'''
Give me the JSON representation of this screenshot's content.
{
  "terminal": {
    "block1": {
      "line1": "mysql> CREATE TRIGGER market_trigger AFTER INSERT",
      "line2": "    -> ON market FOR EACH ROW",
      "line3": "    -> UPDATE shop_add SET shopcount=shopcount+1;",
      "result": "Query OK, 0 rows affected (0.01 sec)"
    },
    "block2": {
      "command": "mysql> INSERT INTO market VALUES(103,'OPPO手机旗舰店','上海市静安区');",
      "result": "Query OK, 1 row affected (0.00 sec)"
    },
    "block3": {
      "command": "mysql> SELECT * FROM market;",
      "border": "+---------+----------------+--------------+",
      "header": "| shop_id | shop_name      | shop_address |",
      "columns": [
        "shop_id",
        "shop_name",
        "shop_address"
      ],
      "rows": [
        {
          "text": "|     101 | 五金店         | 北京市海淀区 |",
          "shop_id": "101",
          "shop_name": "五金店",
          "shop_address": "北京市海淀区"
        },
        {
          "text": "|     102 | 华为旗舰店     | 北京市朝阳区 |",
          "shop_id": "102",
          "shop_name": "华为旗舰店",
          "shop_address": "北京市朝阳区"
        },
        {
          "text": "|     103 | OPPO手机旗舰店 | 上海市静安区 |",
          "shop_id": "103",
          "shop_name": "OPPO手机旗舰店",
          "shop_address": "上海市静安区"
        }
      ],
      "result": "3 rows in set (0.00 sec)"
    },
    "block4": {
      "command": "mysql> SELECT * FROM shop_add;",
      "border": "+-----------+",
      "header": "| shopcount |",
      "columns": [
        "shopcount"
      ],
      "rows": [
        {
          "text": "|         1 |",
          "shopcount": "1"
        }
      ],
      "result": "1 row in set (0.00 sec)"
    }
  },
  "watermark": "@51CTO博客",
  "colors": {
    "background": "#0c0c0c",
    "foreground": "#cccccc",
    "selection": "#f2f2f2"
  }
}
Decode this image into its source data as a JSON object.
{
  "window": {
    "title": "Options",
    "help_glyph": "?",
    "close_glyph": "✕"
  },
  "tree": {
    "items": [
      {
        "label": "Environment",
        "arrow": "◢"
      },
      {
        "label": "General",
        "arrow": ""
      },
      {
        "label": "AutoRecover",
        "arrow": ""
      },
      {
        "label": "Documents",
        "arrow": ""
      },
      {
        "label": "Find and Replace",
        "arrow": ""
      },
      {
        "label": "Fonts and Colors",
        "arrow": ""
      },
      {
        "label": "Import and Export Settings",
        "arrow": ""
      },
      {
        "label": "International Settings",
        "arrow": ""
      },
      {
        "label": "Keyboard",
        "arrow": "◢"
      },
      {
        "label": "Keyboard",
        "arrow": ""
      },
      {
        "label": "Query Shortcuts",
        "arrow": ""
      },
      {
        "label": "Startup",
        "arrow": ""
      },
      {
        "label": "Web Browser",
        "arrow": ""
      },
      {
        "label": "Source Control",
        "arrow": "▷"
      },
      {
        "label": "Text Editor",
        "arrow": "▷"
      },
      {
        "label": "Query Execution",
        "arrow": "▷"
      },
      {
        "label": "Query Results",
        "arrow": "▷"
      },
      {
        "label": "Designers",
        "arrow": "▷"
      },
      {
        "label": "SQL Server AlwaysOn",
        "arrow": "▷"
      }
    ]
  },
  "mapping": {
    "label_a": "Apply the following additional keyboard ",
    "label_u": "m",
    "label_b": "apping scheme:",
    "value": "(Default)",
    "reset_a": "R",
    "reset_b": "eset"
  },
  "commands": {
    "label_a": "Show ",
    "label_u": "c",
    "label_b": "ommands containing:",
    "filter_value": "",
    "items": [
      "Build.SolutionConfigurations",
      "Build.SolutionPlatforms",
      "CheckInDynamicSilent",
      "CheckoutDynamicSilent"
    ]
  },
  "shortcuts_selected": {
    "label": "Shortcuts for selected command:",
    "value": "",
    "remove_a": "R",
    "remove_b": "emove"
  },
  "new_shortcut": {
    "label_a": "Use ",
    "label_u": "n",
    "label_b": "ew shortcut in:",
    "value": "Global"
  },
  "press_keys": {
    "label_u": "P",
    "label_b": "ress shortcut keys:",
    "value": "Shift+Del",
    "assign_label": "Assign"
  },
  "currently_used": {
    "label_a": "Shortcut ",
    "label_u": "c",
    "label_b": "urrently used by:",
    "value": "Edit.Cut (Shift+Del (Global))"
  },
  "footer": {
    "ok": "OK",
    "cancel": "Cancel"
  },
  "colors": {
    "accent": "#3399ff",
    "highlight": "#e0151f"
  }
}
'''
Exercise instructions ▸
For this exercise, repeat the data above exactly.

Task output ▸
Give me the JSON representation of this screenshot's content.
{
  "terminal": {
    "block1": {
      "line1": "mysql> CREATE TRIGGER market_trigger AFTER INSERT",
      "line2": "    -> ON market FOR EACH ROW",
      "line3": "    -> UPDATE shop_add SET shopcount=shopcount+1;",
      "result": "Query OK, 0 rows affected (0.01 sec)"
    },
    "block2": {
      "command": "mysql> INSERT INTO market VALUES(103,'OPPO手机旗舰店','上海市静安区');",
      "result": "Query OK, 1 row affected (0.00 sec)"
    },
    "block3": {
      "command": "mysql> SELECT * FROM market;",
      "border": "+---------+----------------+--------------+",
      "header": "| shop_id | shop_name      | shop_address |",
      "columns": [
        "shop_id",
        "shop_name",
        "shop_address"
      ],
      "rows": [
        {
          "text": "|     101 | 五金店         | 北京市海淀区 |",
          "shop_id": "101",
          "shop_name": "五金店",
          "shop_address": "北京市海淀区"
        },
        {
          "text": "|     102 | 华为旗舰店     | 北京市朝阳区 |",
          "shop_id": "102",
          "shop_name": "华为旗舰店",
          "shop_address": "北京市朝阳区"
        },
        {
          "text": "|     103 | OPPO手机旗舰店 | 上海市静安区 |",
          "shop_id": "103",
          "shop_name": "OPPO手机旗舰店",
          "shop_address": "上海市静安区"
        }
      ],
      "result": "3 rows in set (0.00 sec)"
    },
    "block4": {
      "command": "mysql> SELECT * FROM shop_add;",
      "border": "+-----------+",
      "header": "| shopcount |",
      "columns": [
        "shopcount"
      ],
      "rows": [
        {
          "text": "|         1 |",
          "shopcount": "1"
        }
      ],
      "result": "1 row in set (0.00 sec)"
    }
  },
  "watermark": "@51CTO博客",
  "colors": {
    "background": "#0c0c0c",
    "foreground": "#cccccc",
    "selection": "#f2f2f2"
  }
}
Decode this image into its source data as a JSON object.
{
  "window": {
    "title": "Options",
    "help_glyph": "?",
    "close_glyph": "✕"
  },
  "tree": {
    "items": [
      {
        "label": "Environment",
        "arrow": "◢"
      },
      {
        "label": "General",
        "arrow": ""
      },
      {
        "label": "AutoRecover",
        "arrow": ""
      },
      {
        "label": "Documents",
        "arrow": ""
      },
      {
        "label": "Find and Replace",
        "arrow": ""
      },
      {
        "label": "Fonts and Colors",
        "arrow": ""
      },
      {
        "label": "Import and Export Settings",
        "arrow": ""
      },
      {
        "label": "International Settings",
        "arrow": ""
      },
      {
        "label": "Keyboard",
        "arrow": "◢"
      },
      {
        "label": "Keyboard",
        "arrow": ""
      },
      {
        "label": "Query Shortcuts",
        "arrow": ""
      },
      {
        "label": "Startup",
        "arrow": ""
      },
      {
        "label": "Web Browser",
        "arrow": ""
      },
      {
        "label": "Source Control",
        "arrow": "▷"
      },
      {
        "label": "Text Editor",
        "arrow": "▷"
      },
      {
        "label": "Query Execution",
        "arrow": "▷"
      },
      {
        "label": "Query Results",
        "arrow": "▷"
      },
      {
        "label": "Designers",
        "arrow": "▷"
      },
      {
        "label": "SQL Server AlwaysOn",
        "arrow": "▷"
      }
    ]
  },
  "mapping": {
    "label_a": "Apply the following additional keyboard ",
    "label_u": "m",
    "label_b": "apping scheme:",
    "value": "(Default)",
    "reset_a": "R",
    "reset_b": "eset"
  },
  "commands": {
    "label_a": "Show ",
    "label_u": "c",
    "label_b": "ommands containing:",
    "filter_value": "",
    "items": [
      "Build.SolutionConfigurations",
      "Build.SolutionPlatforms",
      "CheckInDynamicSilent",
      "CheckoutDynamicSilent"
    ]
  },
  "shortcuts_selected": {
    "label": "Shortcuts for selected command:",
    "value": "",
    "remove_a": "R",
    "remove_b": "emove"
  },
  "new_shortcut": {
    "label_a": "Use ",
    "label_u": "n",
    "label_b": "ew shortcut in:",
    "value": "Global"
  },
  "press_keys": {
    "label_u": "P",
    "label_b": "ress shortcut keys:",
    "value": "Shift+Del",
    "assign_label": "Assign"
  },
  "currently_used": {
    "label_a": "Shortcut ",
    "label_u": "c",
    "label_b": "urrently used by:",
    "value": "Edit.Cut (Shift+Del (Global))"
  },
  "footer": {
    "ok": "OK",
    "cancel": "Cancel"
  },
  "colors": {
    "accent": "#3399ff",
    "highlight": "#e0151f"
  }
}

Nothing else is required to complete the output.